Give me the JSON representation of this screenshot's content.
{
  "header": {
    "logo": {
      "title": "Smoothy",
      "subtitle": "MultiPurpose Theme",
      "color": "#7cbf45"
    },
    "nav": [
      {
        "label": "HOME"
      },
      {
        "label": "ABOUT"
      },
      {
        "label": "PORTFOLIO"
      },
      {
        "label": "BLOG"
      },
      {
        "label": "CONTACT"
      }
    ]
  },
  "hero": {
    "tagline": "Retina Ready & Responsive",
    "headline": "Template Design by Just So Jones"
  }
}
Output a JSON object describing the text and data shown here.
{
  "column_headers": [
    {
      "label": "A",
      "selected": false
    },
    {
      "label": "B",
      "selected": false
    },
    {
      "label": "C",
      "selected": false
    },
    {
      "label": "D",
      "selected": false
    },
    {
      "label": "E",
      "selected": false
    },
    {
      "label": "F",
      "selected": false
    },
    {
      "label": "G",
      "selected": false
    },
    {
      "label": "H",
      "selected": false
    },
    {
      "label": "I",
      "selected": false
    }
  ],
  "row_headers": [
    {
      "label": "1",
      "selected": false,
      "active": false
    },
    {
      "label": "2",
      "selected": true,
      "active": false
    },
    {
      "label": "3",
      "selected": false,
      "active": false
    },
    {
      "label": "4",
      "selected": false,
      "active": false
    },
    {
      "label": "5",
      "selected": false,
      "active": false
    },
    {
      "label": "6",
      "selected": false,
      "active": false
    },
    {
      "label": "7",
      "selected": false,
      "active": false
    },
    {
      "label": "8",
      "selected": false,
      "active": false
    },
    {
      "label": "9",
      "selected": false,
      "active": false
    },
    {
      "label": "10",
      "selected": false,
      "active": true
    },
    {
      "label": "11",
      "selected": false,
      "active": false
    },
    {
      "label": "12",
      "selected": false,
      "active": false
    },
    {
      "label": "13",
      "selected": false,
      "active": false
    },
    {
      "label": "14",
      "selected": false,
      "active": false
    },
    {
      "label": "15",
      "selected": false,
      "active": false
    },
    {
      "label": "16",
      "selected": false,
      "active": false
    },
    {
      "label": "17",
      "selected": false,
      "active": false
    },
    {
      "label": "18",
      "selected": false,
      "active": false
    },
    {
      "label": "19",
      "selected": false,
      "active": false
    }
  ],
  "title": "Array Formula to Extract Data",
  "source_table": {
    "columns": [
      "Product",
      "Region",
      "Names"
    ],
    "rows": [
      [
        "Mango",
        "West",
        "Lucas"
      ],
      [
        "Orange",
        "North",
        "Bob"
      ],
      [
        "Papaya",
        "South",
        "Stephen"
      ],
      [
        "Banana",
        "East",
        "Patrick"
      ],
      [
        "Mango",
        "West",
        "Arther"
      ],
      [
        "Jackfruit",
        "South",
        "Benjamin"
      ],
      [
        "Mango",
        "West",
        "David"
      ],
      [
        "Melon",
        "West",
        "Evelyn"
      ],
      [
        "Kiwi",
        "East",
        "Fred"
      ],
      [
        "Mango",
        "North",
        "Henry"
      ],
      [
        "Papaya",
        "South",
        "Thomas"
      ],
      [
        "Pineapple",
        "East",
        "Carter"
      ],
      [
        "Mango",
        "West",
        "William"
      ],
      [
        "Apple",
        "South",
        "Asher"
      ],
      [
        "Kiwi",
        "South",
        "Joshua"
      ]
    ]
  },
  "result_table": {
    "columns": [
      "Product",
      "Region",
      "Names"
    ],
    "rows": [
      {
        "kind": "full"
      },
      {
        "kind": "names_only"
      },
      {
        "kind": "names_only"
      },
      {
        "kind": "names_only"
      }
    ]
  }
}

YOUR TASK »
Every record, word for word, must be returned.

RESPONSE »
Give me the JSON representation of this screenshot's content.
{
  "header": {
    "logo": {
      "title": "Smoothy",
      "subtitle": "MultiPurpose Theme",
      "color": "#7cbf45"
    },
    "nav": [
      {
        "label": "HOME"
      },
      {
        "label": "ABOUT"
      },
      {
        "label": "PORTFOLIO"
      },
      {
        "label": "BLOG"
      },
      {
        "label": "CONTACT"
      }
    ]
  },
  "hero": {
    "tagline": "Retina Ready & Responsive",
    "headline": "Template Design by Just So Jones"
  }
}
Output a JSON object describing the text and data shown here.
{
  "column_headers": [
    {
      "label": "A",
      "selected": false
    },
    {
      "label": "B",
      "selected": false
    },
    {
      "label": "C",
      "selected": false
    },
    {
      "label": "D",
      "selected": false
    },
    {
      "label": "E",
      "selected": false
    },
    {
      "label": "F",
      "selected": false
    },
    {
      "label": "G",
      "selected": false
    },
    {
      "label": "H",
      "selected": false
    },
    {
      "label": "I",
      "selected": false
    }
  ],
  "row_headers": [
    {
      "label": "1",
      "selected": false,
      "active": false
    },
    {
      "label": "2",
      "selected": true,
      "active": false
    },
    {
      "label": "3",
      "selected": false,
      "active": false
    },
    {
      "label": "4",
      "selected": false,
      "active": false
    },
    {
      "label": "5",
      "selected": false,
      "active": false
    },
    {
      "label": "6",
      "selected": false,
      "active": false
    },
    {
      "label": "7",
      "selected": false,
      "active": false
    },
    {
      "label": "8",
      "selected": false,
      "active": false
    },
    {
      "label": "9",
      "selected": false,
      "active": false
    },
    {
      "label": "10",
      "selected": false,
      "active": true
    },
    {
      "label": "11",
      "selected": false,
      "active": false
    },
    {
      "label": "12",
      "selected": false,
      "active": false
    },
    {
      "label": "13",
      "selected": false,
      "active": false
    },
    {
      "label": "14",
      "selected": false,
      "active": false
    },
    {
      "label": "15",
      "selected": false,
      "active": false
    },
    {
      "label": "16",
      "selected": false,
      "active": false
    },
    {
      "label": "17",
      "selected": false,
      "active": false
    },
    {
      "label": "18",
      "selected": false,
      "active": false
    },
    {
      "label": "19",
      "selected": false,
      "active": false
    }
  ],
  "title": "Array Formula to Extract Data",
  "source_table": {
    "columns": [
      "Product",
      "Region",
      "Names"
    ],
    "rows": [
      [
        "Mango",
        "West",
        "Lucas"
      ],
      [
        "Orange",
        "North",
        "Bob"
      ],
      [
        "Papaya",
        "South",
        "Stephen"
      ],
      [
        "Banana",
        "East",
        "Patrick"
      ],
      [
        "Mango",
        "West",
        "Arther"
      ],
      [
        "Jackfruit",
        "South",
        "Benjamin"
      ],
      [
        "Mango",
        "West",
        "David"
      ],
      [
        "Melon",
        "West",
        "Evelyn"
      ],
      [
        "Kiwi",
        "East",
        "Fred"
      ],
      [
        "Mango",
        "North",
        "Henry"
      ],
      [
        "Papaya",
        "South",
        "Thomas"
      ],
      [
        "Pineapple",
        "East",
        "Carter"
      ],
      [
        "Mango",
        "West",
        "William"
      ],
      [
        "Apple",
        "South",
        "Asher"
      ],
      [
        "Kiwi",
        "South",
        "Joshua"
      ]
    ]
  },
  "result_table": {
    "columns": [
      "Product",
      "Region",
      "Names"
    ],
    "rows": [
      {
        "kind": "full"
      },
      {
        "kind": "names_only"
      },
      {
        "kind": "names_only"
      },
      {
        "kind": "names_only"
      }
    ]
  }
}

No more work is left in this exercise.